As far as sexual assaults on a college campus are concerned, U.S. Sen. Claire McCaskill says no news is definitely not good news.
McCaskill, D-Mo., came to Harris-Stowe State University Monday as part of her continuing efforts to strengthen colleges’ responses to sexual assault – responses that she says too often are half-hearted or, at their worst, harmful to the victim.
When writer and educator Inda Schaenen wanted to find out what really goes on in Missouri’s schools, she decided to ask those who are closest to the action – students, and more specifically fourth-grade students.
So she traveled throughout the state, talking with fourth-graders in public, private and parochial schools, in rural, urban and suburban areas. She asked about their courses, about their friends, about why they think they have to go to school in the first place. And she asked what she said was the best trigger of them all: “What’s it like here?”
Fred Pestello may be the first lay president of Saint Louis University, but he is hardly ignoring the school’s mission grounded in Jesuit philosophy.
At his inauguration Friday morning, Pestello told faculty, staff, students, alumni and representatives of other universities that the traditions of a Jesuit education mean that SLU must “ask the most compelling questions of our time. Our mission statement itself is a reflection of this extraordinary vocation. We commit ourselves to the pursuit of truth for the greater glory of God and the service of humanity….
A tutoring program that now serves 150 students in north St. Louis could expand to help 350 more students in the city and north St. Louis County with the help of $500,000 in federal funds awarded by the state of Missouri.
Almost 20,000 students in St. Louis and Kansas City attended a charter school last school year. That’s nearly twice as many compared to the 2003-04 school year. And the breadth of charter school options could grow as the Missouri Charter Public School Commission begins to take shape.
Depending on whose opinion you get, this week’s initial meetings to draw up new school standards for Missouri students were a “Common Core cheerleading session” or a strong-arm attempt that was “hijacked by political extremists” on the right.
Either way, the eight committees impaneled under a law passed earlier this year appear to have a long way to go to meet a deadline of having the new standards ready for approval a year from now.
As she moves toward her retirement after more than five years as Missouri’s commissioner of elementary and secondary education, Chris Nicastro has definite thoughts about what she got done, what she would have liked to accomplish and what her successor needs to bring to the job.

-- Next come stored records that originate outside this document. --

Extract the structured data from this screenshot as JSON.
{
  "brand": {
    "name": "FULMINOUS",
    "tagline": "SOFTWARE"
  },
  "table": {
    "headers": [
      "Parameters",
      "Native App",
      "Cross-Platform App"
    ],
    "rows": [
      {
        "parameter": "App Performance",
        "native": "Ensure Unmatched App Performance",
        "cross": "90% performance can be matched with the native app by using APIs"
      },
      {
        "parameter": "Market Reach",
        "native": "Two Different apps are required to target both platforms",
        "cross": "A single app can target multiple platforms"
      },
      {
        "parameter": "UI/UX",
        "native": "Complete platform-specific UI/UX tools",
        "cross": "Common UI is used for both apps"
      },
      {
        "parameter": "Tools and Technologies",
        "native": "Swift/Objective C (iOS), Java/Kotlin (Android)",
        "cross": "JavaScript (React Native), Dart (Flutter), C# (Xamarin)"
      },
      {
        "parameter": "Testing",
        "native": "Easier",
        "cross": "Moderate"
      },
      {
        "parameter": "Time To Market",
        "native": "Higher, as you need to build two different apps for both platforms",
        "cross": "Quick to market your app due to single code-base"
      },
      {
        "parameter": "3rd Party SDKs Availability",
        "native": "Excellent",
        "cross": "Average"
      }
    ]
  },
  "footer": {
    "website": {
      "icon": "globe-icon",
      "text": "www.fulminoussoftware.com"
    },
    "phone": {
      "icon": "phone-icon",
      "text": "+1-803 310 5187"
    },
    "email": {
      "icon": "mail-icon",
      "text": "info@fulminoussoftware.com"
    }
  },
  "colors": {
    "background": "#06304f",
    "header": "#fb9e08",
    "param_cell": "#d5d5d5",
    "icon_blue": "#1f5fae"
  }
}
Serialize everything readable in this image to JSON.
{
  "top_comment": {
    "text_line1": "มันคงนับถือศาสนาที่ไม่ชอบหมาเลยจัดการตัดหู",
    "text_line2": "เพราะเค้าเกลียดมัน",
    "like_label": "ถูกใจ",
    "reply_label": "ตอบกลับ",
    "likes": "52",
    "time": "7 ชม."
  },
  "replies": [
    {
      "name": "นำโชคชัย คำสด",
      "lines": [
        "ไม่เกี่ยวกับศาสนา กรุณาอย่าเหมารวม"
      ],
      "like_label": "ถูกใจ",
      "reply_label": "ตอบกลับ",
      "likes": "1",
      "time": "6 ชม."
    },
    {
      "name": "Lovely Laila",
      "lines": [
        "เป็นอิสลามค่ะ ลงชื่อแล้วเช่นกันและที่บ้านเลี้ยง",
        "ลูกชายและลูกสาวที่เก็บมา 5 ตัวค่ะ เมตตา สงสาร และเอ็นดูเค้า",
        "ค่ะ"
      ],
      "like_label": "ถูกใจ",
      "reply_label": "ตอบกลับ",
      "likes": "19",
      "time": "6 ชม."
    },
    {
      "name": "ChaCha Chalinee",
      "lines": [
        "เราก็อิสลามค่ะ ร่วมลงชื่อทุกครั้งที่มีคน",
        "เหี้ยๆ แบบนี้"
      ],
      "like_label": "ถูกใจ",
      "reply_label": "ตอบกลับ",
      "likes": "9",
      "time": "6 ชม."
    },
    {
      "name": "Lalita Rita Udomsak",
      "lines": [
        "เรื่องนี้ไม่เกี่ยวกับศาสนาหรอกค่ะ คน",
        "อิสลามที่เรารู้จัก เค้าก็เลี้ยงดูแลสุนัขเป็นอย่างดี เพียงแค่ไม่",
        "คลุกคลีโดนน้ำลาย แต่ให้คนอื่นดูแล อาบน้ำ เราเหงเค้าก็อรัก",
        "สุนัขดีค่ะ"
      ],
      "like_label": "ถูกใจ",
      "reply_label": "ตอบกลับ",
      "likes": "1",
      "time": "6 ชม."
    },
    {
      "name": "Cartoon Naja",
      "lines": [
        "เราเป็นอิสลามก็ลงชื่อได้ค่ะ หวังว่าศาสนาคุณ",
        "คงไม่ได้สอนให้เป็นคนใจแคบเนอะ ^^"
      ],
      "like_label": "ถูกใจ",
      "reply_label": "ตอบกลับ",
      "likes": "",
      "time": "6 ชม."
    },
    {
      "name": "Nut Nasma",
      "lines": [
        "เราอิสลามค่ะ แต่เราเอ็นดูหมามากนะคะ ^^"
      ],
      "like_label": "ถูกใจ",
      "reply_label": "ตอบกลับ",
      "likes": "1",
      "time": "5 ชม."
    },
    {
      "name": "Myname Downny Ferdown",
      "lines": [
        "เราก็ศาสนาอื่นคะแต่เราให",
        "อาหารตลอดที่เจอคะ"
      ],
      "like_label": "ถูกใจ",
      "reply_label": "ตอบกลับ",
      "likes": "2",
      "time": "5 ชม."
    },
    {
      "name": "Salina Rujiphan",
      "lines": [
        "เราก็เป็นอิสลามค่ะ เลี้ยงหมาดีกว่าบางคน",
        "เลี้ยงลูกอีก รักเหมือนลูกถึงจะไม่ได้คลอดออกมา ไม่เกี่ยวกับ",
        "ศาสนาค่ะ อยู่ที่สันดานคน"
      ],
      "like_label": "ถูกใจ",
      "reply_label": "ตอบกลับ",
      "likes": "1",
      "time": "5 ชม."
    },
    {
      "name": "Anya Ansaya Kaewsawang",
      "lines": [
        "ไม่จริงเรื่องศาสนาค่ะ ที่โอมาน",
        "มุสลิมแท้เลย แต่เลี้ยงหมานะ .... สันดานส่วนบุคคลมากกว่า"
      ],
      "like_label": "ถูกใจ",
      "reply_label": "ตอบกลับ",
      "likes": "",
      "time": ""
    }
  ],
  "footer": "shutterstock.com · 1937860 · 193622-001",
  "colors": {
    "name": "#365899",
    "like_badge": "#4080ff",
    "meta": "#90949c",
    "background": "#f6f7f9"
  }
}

She also – after just a slight hesitation – has a pretty good idea of how, as a teacher, she would grade her tenure in Jefferson City.
“Oh …. probably a C-plus,” she said during a wide-ranging interview this week at the Wainwright state office building downtown.